Tick Prevention Tips!
Spring is just around the corner! Unfortunately, as temperatures begin to warm up, the risk of coming into contact with ticks increases. However, the reality is that ticks need to be treated as an issue year round. Ticks are a common parasite that can cause many medical problems in your pets and can transmit various diseases to your dog; including anaplasmosis, ehrlichiosis, Rocky Mountain spotted fever, and Lyme disease. Currently, cats are remarkably resistant to tick borne disease because they have an unusual immune system that allows them to fight the infection better than dogs. Cats that do become infected by a tick may present with vague clinical signs that make them difficult to diagnose. Untreated outdoor cats can also become a vehicle for bringing ticks into your home. The best way to avoid ticks is to be proactive about preventing them! Tick prevention involves treating both the animal as well as the animal’s environment.
Basic tick prevention includes:
*Treat your pets with a preventative product all year. There are topical and chewable options as well as collars. Most tick preventatives treat for fleas too!
*Vaccinate your dogs for Lyme disease
*Check your pets daily for ticks; especially around the head, neck, ears, and paws. If you find any ticks, remove them immediately
*Have your dogs tested for tick borne diseases at their yearly wellness exams. Most veterinary practices are able to perform a quick in-house test for at least three of the common tick borne diseases
*Leash-walk dogs when necessary to prevent them from walking through woodsy or overgrown areas
*Reduce the tick habitat in your yard. Keep the grass mowed, the leaves raked, and any other vegetation maintained

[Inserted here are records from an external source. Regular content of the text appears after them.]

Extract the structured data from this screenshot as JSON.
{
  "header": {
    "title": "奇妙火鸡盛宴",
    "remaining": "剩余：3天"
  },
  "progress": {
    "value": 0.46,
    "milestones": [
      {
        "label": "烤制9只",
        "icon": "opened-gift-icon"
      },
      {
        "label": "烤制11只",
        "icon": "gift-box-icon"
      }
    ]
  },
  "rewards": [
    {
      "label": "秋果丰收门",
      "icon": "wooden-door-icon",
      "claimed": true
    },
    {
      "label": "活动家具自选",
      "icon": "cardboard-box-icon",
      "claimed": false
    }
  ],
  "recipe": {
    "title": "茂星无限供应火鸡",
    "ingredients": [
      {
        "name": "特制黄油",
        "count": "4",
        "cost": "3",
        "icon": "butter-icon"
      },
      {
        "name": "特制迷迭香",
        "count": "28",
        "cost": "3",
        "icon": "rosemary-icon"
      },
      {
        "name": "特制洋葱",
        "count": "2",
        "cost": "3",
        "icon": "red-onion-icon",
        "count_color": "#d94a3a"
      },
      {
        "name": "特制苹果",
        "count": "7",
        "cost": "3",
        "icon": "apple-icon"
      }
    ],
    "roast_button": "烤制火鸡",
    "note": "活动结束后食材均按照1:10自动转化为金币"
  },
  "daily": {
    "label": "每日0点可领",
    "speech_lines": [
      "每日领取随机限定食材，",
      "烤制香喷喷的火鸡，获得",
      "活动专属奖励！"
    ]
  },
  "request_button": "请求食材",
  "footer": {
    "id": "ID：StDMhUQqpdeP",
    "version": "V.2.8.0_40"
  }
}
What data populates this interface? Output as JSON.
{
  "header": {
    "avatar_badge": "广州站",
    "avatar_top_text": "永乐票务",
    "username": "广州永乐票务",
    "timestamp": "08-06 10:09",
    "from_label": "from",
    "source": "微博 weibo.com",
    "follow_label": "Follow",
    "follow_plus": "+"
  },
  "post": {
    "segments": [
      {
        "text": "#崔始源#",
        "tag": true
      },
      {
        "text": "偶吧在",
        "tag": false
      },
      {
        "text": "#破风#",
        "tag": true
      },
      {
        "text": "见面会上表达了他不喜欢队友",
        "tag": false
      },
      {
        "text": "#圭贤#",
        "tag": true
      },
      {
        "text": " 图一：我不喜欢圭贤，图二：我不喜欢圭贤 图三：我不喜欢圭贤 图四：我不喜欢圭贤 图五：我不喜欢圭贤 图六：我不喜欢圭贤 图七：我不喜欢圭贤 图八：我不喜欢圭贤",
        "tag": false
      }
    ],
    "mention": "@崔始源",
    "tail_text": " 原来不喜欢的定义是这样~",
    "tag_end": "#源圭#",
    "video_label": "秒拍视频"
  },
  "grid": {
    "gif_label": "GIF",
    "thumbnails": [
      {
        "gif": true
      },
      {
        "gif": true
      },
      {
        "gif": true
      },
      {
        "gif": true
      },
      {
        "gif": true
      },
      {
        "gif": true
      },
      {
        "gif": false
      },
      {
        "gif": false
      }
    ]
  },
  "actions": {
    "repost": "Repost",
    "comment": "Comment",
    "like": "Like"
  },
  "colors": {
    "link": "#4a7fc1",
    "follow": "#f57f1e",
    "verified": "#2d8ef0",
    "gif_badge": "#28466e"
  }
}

Signs of a tick borne disease may not be apparent for 1-3 weeks or longer (sometimes not at all!) If your pet begins showing any signs of decreased appetite, listlessness, fever, lethargy, or acute limping you should see your veterinarian as soon as possible to discuss the next steps of treatment!